Most recently, on Thursday, a 17-year old homicide suspect was shot and killed by SWAT officers at the Magnuson Grand Columbus North Hotel on East Dublin Granville Road. Police say he was wanted for murder and fired on officers.

Two other suspects were wounded this year in officer-involved shootings.

On Jan. 10, another robbery suspect was shot and critically injured by police at the Steak ‘n Shake on Cleveland Avenue.

On Feb. 13, officers shot a 60-year-old man after he allegedly pulled a gun on a healthcare worker on East Mithoff Street. He was taken to the hospital in serious condition.

Police Chief Thomas Quinlan addressed the issue with the media Friday. He said he is concerned about the number of recent officer-involved shootings in public places.

"For our officers, I'm concerned for the public. I'm concerned for the teens. The willingness to engage in criminal activity with a firearm is dangerous for them, it's dangerous for the community, it's dangerous for police officers," he said

The shootings, he said, are more troublesome because of the time of the year that they are happening.

Normally, colder months don't produce a lot of violent crime, he said.

Now, he wonders what summer will bring.

"We are concerned that this is a going to be ever rising occurrence throughout the year as the year gets warmer and kids are out in public places. We want to stop it now," he said.

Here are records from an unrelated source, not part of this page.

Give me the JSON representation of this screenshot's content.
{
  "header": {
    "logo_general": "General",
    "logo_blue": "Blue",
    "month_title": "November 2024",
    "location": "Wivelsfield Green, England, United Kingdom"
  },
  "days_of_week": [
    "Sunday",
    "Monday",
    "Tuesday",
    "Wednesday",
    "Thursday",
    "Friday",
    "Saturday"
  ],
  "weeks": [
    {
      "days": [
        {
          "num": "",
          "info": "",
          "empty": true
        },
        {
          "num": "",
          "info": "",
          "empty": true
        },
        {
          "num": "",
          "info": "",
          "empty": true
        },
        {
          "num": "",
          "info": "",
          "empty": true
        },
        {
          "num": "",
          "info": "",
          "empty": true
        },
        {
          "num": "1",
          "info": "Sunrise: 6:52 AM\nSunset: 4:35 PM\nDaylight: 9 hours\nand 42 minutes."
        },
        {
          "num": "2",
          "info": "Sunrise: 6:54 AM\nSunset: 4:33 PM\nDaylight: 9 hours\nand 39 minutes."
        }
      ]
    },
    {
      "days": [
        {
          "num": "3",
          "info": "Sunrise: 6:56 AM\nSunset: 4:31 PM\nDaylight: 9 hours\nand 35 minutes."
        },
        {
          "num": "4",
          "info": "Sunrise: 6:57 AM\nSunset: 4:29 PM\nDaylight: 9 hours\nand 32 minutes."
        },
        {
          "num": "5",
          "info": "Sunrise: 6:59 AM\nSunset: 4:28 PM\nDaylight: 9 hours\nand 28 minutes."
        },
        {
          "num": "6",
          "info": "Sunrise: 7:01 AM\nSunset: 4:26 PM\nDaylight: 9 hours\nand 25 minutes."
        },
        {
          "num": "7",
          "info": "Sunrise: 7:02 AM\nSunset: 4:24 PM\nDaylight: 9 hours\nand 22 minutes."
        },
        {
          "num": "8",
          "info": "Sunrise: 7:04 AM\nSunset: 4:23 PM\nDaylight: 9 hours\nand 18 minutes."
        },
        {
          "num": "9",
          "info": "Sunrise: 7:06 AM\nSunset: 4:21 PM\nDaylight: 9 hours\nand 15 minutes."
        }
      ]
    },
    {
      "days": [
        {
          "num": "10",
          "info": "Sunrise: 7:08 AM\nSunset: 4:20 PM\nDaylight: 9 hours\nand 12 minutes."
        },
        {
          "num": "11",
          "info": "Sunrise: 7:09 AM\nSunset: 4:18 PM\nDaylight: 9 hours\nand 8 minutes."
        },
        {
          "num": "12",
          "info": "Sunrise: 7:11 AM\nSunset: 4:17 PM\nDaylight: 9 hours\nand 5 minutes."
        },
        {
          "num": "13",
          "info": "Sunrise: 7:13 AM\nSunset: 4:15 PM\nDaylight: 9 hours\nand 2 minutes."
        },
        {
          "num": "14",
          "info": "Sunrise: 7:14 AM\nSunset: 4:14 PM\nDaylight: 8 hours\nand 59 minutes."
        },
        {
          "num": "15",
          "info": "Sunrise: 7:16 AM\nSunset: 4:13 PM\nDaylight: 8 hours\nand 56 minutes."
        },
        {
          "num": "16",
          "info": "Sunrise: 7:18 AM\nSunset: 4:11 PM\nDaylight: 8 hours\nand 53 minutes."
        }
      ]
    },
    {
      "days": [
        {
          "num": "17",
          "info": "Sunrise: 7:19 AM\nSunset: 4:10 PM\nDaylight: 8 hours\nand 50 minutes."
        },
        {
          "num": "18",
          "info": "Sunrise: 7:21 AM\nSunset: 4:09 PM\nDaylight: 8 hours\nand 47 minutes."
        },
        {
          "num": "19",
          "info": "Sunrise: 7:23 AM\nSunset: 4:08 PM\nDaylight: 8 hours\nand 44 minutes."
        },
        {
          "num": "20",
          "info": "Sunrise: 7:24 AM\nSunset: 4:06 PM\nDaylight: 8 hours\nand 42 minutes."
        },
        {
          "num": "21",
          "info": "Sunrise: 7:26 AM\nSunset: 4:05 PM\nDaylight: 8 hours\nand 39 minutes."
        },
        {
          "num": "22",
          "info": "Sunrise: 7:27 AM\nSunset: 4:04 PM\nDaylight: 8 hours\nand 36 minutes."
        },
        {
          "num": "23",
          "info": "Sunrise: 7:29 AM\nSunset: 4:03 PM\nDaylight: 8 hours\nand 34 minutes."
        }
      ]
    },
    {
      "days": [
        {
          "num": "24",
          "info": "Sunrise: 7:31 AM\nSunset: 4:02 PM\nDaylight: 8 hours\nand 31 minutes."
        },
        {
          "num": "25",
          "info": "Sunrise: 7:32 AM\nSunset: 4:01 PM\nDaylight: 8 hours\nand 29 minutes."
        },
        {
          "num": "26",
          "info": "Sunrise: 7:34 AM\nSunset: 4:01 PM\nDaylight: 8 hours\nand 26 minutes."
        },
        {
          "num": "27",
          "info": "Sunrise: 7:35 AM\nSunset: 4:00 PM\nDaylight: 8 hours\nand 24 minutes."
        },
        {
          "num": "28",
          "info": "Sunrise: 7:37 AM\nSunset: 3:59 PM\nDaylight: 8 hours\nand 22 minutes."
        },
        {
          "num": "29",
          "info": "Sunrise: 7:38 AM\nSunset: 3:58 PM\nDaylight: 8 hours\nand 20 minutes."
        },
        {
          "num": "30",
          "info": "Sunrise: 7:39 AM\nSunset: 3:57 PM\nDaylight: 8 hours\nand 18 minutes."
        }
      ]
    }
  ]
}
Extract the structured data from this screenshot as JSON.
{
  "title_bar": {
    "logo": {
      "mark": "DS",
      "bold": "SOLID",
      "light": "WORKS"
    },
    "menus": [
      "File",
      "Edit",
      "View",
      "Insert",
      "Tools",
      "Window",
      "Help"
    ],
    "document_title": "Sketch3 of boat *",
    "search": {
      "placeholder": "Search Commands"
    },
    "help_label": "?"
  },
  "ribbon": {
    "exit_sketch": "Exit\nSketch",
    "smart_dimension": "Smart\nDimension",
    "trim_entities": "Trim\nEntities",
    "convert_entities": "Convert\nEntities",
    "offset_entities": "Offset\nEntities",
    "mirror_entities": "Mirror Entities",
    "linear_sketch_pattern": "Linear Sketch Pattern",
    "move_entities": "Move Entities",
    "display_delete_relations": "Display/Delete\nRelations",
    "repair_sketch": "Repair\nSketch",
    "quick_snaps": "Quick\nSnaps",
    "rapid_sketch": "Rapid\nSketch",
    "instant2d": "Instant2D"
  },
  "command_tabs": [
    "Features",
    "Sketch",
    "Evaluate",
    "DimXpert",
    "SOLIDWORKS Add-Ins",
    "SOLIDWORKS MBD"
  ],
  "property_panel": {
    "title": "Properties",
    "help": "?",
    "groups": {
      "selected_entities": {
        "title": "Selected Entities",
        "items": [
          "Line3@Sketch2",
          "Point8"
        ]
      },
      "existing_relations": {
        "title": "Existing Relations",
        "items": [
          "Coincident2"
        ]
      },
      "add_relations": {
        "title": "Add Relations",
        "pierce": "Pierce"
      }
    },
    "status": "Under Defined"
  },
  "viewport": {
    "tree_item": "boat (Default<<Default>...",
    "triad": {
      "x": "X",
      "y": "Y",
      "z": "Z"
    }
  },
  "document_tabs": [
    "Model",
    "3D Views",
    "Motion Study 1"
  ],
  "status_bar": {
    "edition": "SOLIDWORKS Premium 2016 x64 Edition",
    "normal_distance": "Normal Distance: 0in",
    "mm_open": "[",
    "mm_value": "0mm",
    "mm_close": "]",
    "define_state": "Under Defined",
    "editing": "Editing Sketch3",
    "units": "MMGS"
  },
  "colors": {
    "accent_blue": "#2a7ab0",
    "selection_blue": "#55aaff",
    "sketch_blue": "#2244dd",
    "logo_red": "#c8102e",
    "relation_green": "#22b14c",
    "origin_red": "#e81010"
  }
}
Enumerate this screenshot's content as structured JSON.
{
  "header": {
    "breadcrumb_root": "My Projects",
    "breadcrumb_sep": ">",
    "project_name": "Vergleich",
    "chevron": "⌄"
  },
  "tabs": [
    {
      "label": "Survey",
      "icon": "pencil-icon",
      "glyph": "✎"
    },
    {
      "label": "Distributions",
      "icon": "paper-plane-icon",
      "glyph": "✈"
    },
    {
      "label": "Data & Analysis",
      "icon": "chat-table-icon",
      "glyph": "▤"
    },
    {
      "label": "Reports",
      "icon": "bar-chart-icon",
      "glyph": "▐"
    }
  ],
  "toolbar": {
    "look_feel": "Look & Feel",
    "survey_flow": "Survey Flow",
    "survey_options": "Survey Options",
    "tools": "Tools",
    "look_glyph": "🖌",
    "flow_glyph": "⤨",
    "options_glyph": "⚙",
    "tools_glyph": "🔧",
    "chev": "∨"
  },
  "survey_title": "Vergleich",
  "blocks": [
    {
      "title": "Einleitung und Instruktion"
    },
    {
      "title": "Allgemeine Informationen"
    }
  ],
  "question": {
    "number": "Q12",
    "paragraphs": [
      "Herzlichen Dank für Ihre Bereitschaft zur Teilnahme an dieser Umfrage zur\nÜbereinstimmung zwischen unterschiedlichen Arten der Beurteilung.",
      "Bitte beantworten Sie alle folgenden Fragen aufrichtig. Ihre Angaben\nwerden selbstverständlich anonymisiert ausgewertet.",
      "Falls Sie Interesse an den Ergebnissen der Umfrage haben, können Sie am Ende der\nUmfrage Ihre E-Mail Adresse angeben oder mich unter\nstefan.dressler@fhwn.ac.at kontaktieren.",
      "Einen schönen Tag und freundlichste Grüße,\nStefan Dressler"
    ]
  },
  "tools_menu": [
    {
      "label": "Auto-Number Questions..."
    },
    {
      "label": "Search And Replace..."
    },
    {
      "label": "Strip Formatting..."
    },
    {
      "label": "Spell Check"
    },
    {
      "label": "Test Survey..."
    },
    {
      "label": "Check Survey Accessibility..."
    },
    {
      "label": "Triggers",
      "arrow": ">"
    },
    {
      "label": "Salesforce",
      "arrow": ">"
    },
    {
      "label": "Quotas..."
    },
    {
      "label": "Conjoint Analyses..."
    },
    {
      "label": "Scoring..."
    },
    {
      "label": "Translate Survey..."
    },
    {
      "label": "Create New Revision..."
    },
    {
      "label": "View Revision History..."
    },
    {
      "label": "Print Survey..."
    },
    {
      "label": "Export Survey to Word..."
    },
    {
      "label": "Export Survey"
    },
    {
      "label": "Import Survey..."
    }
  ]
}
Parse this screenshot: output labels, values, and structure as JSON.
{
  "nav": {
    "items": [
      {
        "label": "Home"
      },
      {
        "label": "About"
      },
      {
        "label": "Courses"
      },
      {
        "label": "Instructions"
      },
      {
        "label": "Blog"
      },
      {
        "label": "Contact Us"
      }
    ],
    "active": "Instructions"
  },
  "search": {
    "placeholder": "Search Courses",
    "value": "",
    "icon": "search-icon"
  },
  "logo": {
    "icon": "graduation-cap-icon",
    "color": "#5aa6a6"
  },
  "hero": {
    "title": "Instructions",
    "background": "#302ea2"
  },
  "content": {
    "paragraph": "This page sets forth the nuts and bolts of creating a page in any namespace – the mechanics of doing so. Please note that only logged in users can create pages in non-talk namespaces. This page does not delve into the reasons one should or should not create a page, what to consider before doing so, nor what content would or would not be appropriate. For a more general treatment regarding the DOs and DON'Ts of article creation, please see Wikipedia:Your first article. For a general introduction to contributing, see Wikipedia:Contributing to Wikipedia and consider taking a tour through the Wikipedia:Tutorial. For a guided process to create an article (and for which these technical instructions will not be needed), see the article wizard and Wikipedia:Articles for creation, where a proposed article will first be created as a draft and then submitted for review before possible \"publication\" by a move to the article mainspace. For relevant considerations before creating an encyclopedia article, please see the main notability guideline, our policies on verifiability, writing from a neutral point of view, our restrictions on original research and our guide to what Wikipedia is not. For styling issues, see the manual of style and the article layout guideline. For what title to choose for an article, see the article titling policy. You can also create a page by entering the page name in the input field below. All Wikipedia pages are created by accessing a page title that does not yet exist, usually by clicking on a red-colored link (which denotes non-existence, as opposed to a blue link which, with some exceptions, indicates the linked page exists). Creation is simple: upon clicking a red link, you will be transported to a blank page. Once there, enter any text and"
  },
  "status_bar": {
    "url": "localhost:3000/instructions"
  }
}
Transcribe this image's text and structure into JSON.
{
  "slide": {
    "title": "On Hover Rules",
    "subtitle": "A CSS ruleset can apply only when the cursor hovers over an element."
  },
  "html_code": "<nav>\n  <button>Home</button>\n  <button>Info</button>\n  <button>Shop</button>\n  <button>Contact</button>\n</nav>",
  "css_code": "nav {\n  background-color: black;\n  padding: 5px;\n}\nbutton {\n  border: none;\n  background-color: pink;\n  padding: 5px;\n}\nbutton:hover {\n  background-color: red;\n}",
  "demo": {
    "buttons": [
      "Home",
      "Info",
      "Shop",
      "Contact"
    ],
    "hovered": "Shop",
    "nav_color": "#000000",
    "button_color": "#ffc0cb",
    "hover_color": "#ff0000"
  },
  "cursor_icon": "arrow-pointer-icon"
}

To address the issue, the chief says it's time for faith leaders, coaches, clergy and judges work together to address gun violence.

"We need more people in the criminal justice spectrum to get involved," he said.

Columbus Council President Shannon Hardin issued a statement saying, "Too many youth are making emotional decisions that end with a bullet. The consequences are escalating, and lives are being cut short. In the first seven weeks of 2020, half of Columbus’ homicide victims were under 21. Kids should never be able to get guns or make the terrible decision to use one. We all have a role in our village to be one another’s keeper. This is on all of us. Everyone with influence on young folks needs to lean in and speak up to stop the violence. We must step up to keep dangerous weapons out of our homes and neighborhoods. Politicians, parents, teachers, faith leaders, business leaders or neighborhood leaders, we must all do more to provide youth with opportunities, so kids stay alive, work and thrive in the Columbus of the future."

Columbus police have released their Use of Force Report for the 2018 year. To read it, click here.